App and web page records
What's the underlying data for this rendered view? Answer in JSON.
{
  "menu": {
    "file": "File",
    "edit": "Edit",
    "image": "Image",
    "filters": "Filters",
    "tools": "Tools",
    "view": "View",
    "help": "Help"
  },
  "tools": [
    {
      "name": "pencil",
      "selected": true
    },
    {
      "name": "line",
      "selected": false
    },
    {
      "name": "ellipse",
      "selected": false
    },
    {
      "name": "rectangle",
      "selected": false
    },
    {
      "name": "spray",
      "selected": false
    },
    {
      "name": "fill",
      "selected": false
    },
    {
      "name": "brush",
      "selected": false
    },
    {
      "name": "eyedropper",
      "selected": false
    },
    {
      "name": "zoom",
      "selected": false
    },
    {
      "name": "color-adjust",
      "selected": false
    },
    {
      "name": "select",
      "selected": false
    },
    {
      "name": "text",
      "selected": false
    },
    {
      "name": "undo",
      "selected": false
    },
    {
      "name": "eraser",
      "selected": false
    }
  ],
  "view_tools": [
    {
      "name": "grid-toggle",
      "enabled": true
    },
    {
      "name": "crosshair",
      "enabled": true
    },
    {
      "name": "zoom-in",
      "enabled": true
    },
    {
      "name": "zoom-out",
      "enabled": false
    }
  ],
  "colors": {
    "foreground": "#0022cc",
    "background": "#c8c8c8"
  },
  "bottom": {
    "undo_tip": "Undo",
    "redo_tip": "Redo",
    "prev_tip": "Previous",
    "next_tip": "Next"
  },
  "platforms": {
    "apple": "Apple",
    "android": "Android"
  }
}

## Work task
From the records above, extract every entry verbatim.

## Exercise response
What's the underlying data for this rendered view? Answer in JSON.
{
  "menu": {
    "file": "File",
    "edit": "Edit",
    "image": "Image",
    "filters": "Filters",
    "tools": "Tools",
    "view": "View",
    "help": "Help"
  },
  "tools": [
    {
      "name": "pencil",
      "selected": true
    },
    {
      "name": "line",
      "selected": false
    },
    {
      "name": "ellipse",
      "selected": false
    },
    {
      "name": "rectangle",
      "selected": false
    },
    {
      "name": "spray",
      "selected": false
    },
    {
      "name": "fill",
      "selected": false
    },
    {
      "name": "brush",
      "selected": false
    },
    {
      "name": "eyedropper",
      "selected": false
    },
    {
      "name": "zoom",
      "selected": false
    },
    {
      "name": "color-adjust",
      "selected": false
    },
    {
      "name": "select",
      "selected": false
    },
    {
      "name": "text",
      "selected": false
    },
    {
      "name": "undo",
      "selected": false
    },
    {
      "name": "eraser",
      "selected": false
    }
  ],
  "view_tools": [
    {
      "name": "grid-toggle",
      "enabled": true
    },
    {
      "name": "crosshair",
      "enabled": true
    },
    {
      "name": "zoom-in",
      "enabled": true
    },
    {
      "name": "zoom-out",
      "enabled": false
    }
  ],
  "colors": {
    "foreground": "#0022cc",
    "background": "#c8c8c8"
  },
  "bottom": {
    "undo_tip": "Undo",
    "redo_tip": "Redo",
    "prev_tip": "Previous",
    "next_tip": "Next"
  },
  "platforms": {
    "apple": "Apple",
    "android": "Android"
  }
}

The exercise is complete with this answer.